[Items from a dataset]
┄┄┄┄┄┄

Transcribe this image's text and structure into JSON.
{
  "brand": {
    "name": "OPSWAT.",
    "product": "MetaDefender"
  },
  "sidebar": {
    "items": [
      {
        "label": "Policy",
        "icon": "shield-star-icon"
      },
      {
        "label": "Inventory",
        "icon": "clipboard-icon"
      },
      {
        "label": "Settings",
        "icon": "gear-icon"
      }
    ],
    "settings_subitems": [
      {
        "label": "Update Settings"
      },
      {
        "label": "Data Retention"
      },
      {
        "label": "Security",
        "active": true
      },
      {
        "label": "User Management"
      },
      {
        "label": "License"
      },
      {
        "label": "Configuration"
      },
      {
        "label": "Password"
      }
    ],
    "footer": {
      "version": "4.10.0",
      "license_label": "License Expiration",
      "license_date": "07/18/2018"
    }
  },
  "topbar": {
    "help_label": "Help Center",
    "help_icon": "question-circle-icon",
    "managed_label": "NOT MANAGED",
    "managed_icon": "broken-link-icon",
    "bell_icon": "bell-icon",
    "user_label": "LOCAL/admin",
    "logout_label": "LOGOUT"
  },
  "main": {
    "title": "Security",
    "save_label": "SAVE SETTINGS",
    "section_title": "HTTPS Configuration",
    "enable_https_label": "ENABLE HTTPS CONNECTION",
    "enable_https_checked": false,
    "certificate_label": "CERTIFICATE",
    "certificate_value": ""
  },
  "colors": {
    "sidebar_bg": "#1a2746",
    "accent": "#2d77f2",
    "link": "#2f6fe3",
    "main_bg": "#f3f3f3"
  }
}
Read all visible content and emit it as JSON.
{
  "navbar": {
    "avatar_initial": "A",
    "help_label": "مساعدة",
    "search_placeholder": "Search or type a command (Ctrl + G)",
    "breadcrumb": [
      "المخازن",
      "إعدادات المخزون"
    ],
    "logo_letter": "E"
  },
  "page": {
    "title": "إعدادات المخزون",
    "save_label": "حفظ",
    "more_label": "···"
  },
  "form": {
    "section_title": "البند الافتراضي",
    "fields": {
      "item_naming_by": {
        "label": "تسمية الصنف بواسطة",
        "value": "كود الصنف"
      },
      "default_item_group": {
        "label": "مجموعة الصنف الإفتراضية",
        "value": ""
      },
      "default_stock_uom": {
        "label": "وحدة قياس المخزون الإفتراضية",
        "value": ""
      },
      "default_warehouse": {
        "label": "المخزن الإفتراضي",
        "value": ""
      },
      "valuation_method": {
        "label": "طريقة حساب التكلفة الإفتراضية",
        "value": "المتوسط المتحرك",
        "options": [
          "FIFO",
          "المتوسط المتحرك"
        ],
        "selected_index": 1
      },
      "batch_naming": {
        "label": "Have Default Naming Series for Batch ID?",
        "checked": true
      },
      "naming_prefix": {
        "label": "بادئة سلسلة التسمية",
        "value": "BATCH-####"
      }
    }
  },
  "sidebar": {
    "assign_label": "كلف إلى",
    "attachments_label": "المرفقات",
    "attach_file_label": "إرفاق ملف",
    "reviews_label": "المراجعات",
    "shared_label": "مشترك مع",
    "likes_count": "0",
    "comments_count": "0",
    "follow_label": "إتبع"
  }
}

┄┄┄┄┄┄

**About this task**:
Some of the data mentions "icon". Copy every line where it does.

**Problem solution**:
        "icon": "shield-star-icon"
        "icon": "clipboard-icon"
        "icon": "gear-icon"
    "help_icon": "question-circle-icon",
    "managed_icon": "broken-link-icon",
    "bell_icon": "bell-icon",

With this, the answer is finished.